Ethics of xenotransplantation
Xenotransplantation entails transplanting cells or organs (for example pancreatic cells, a heart or a kidney) from an individual of one species into an individual of another species.
Xenotransplantation has been proposed as a possible solution to the problem of the shortage of human organs for transplantation. Since the 1980s a number of research groups have been attempting to genetically engineer domestic pigs so that their organs may be given to humans.
Get information sheet: Xenotransplantation
Worldwide concerns about xenotransplantation
A number of national and international ethical committees as well as individual scientists have looked at the question of xenotransplantation. One of the particular matters of concern has been the issue of health. We know that pigs carry what are called porcine endogenous retroviruses (engagingly abbreviated as PERVs). In the light of various human diseases that reached humans from animals, including CJD (Creutzfeldt-Jakob disease) and AIDS (acquired immune deficiency syndrome), it is unsurprising that there is tremendous hesitancy in allowing any scientific or technological procedure to go ahead that might lead to new human infections. There is the worry that these PERVs might lead to previously unknown human diseases.

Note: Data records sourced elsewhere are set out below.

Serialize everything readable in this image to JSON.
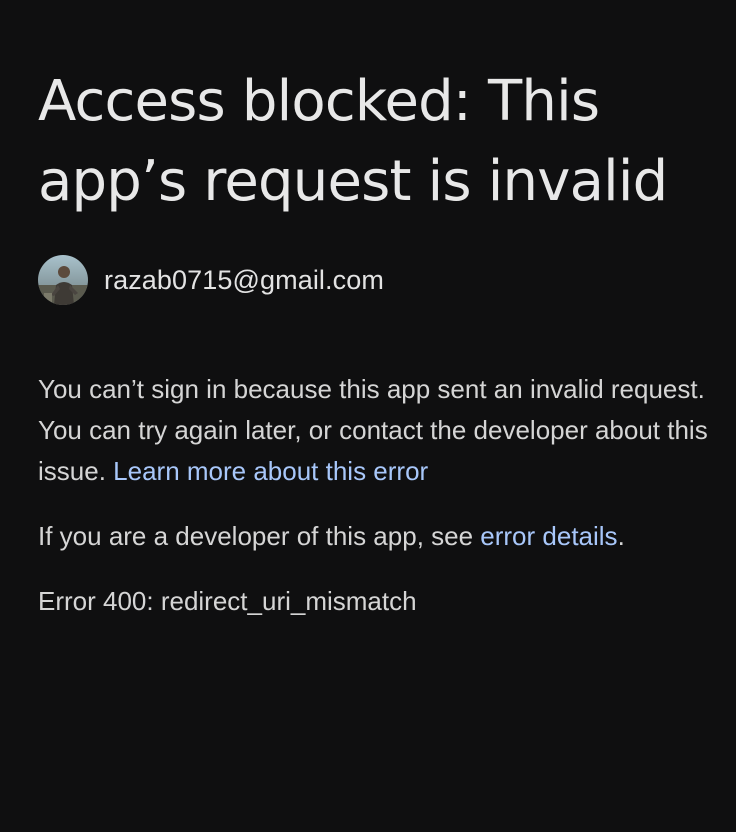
{
  "heading": {
    "line1": "Access blocked: This",
    "line2": "app’s request is invalid"
  },
  "account": {
    "avatar_icon": "user-avatar-photo",
    "email": "razab0715@gmail.com"
  },
  "message": {
    "text": "You can’t sign in because this app sent an invalid request. You can try again later, or contact the developer about this issue. ",
    "learn_more_link": "Learn more about this error"
  },
  "developer_note": {
    "prefix": "If you are a developer of this app, see ",
    "link": "error details",
    "suffix": "."
  },
  "error": {
    "code_text": "Error 400: redirect_uri_mismatch"
  },
  "colors": {
    "background": "#0f0f10",
    "text": "#e3e3e3",
    "link": "#a8c7fa"
  }
}
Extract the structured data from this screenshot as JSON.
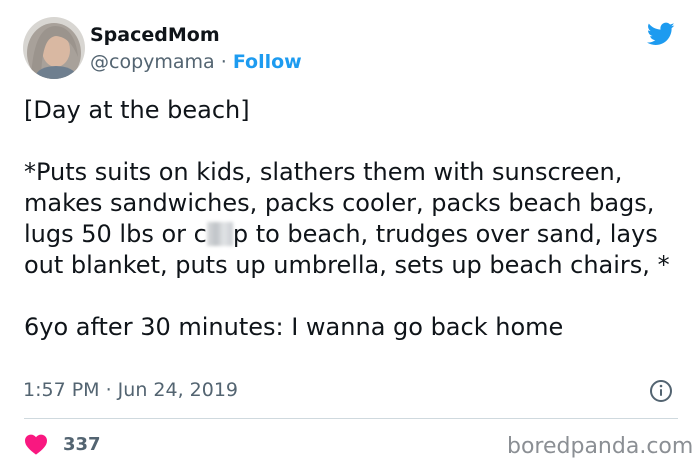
{
  "tweet": {
    "author": {
      "name": "SpacedMom",
      "handle": "@copymama",
      "separator": " · ",
      "follow_label": "Follow"
    },
    "text": {
      "line_1": "[Day at the beach]",
      "line_2_before": "*Puts suits on kids, slathers them with sunscreen, makes sandwiches, packs cooler, packs beach bags, lugs 50 lbs or c",
      "line_2_after": "p to beach, trudges over sand, lays out blanket, puts up umbrella, sets up beach chairs, *",
      "line_3": "6yo after 30 minutes: I wanna go back home"
    },
    "timestamp": "1:57 PM · Jun 24, 2019",
    "likes": "337"
  },
  "watermark": "boredpanda.com",
  "icons": {
    "logo": "twitter-bird-icon",
    "info": "info-icon",
    "like": "heart-icon"
  },
  "colors": {
    "accent": "#1d9bf0",
    "like": "#f91880",
    "secondary_text": "#536471"
  }
}
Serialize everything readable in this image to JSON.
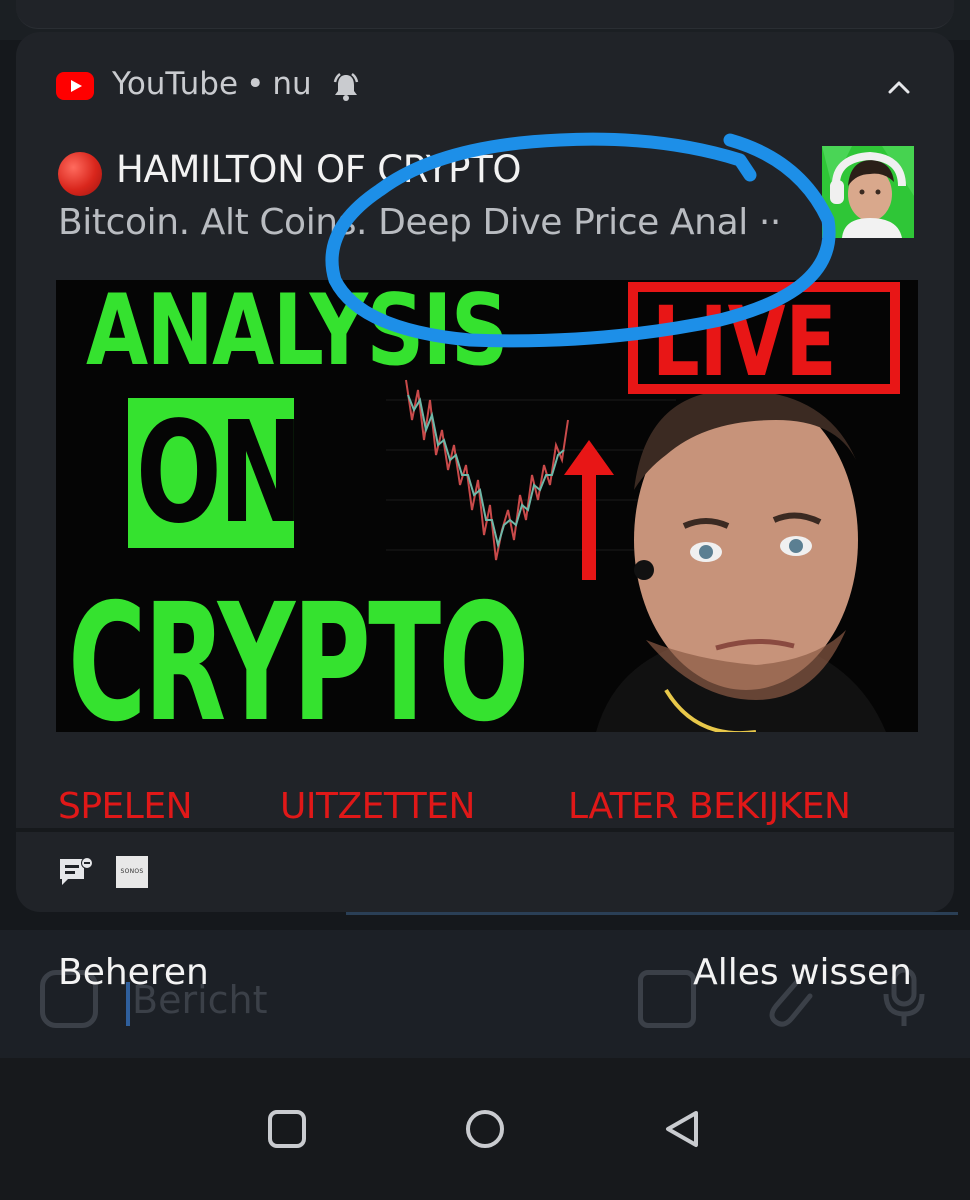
{
  "notification": {
    "app_name": "YouTube",
    "time": "nu",
    "separator": "•",
    "channel_title": "HAMILTON OF CRYPTO",
    "subtitle": "Bitcoin. Alt Coins. Deep Dive Price Anal ··",
    "thumbnail": {
      "line1": "ANALYSIS",
      "line2": "ON",
      "line3": "CRYPTO",
      "badge": "LIVE"
    },
    "actions": {
      "play": "SPELEN",
      "turn_off": "UITZETTEN",
      "watch_later": "LATER BEKIJKEN"
    },
    "footer_icons": [
      "feedback-icon",
      "sonos-icon"
    ],
    "sonos_label": "SONOS"
  },
  "shade": {
    "manage": "Beheren",
    "clear_all": "Alles wissen"
  },
  "background_app": {
    "message_placeholder": "Bericht"
  },
  "nav": {
    "icons": [
      "recents-icon",
      "home-icon",
      "back-icon"
    ]
  },
  "colors": {
    "youtube_red": "#ff0000",
    "action_red": "#e01818",
    "thumb_green": "#35e22f",
    "annotation_blue": "#1d8fe8",
    "card_bg": "#202328"
  }
}
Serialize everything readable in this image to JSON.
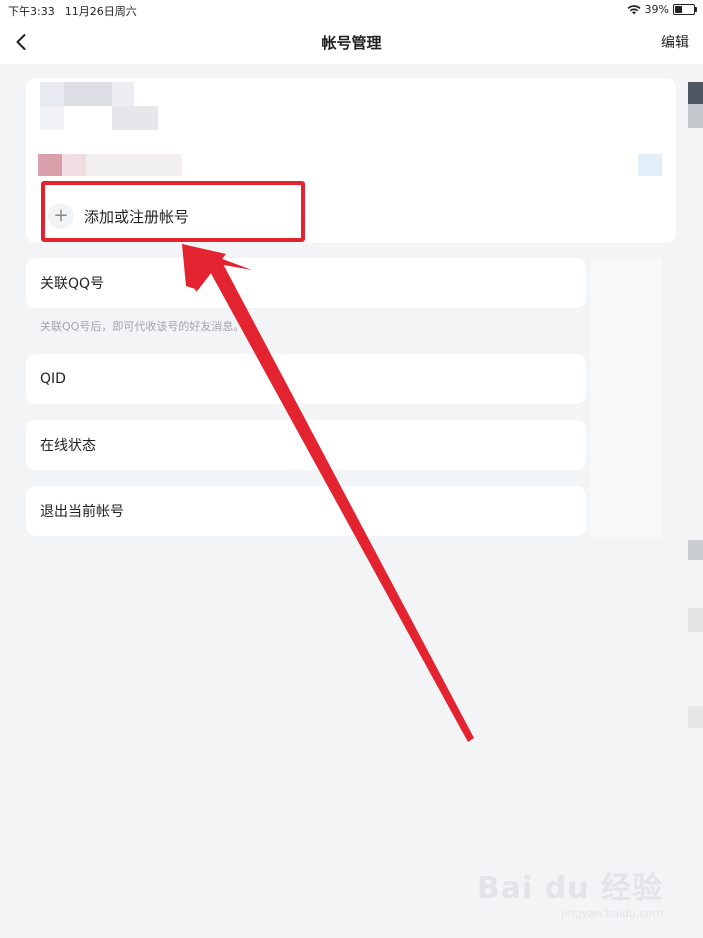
{
  "status_bar": {
    "time": "下午3:33",
    "date": "11月26日周六",
    "battery": "39%",
    "battery_level": 0.39
  },
  "nav": {
    "title": "帐号管理",
    "edit_label": "编辑"
  },
  "account_card": {
    "add_account_label": "添加或注册帐号",
    "plus_symbol": "+"
  },
  "settings": {
    "link_qq_label": "关联QQ号",
    "link_qq_hint": "关联QQ号后，即可代收该号的好友消息。",
    "qid_label": "QID",
    "online_status_label": "在线状态",
    "logout_label": "退出当前帐号"
  },
  "watermark": {
    "main": "Bai du 经验",
    "sub": "jingyan.baidu.com"
  },
  "colors": {
    "highlight": "#e32330",
    "background": "#f3f4f6"
  }
}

Should xenotransplantation be used to solve the organ shortfall?
Ethical issues raised by xenotransplantation
Some ethical considerations:
- The welfare implications for the pigs involved - companies involved in research on xenotransplantation maintain that their pigs are extremely well looked after, but the pigs are subjected to a number of surgical procedures.
- Whether we have the right to use pigs in this way - but if we don’t have the right to use pigs for xenotransplantation, do we have the right to eat them?
- Whether xenotransplantation entails the undesirable crossing of the human-animal boundary.
- Pigs are considered unclean in some cultures and religious traditions, including Judaism and Islam.
- Perhaps people would accept a xenotransplant but later feel awful about the thought of a pig heart (or whatever) inside them.
- Perhaps it would be better if we put the effort into public health campaigns (some of the people who need transplants need them because of their diet or lack of exercise) or other ways of dealing with the issues.
We can conduct an ethical analysis of xenotransplantation using the five frameworks of consequentialism/utilitarianism, autonomy, rights and responsibilities, virtue ethics and multiple perspectives.
Written by Professor Michael Reiss, Institute of Education, University of London.
- 08 December 2011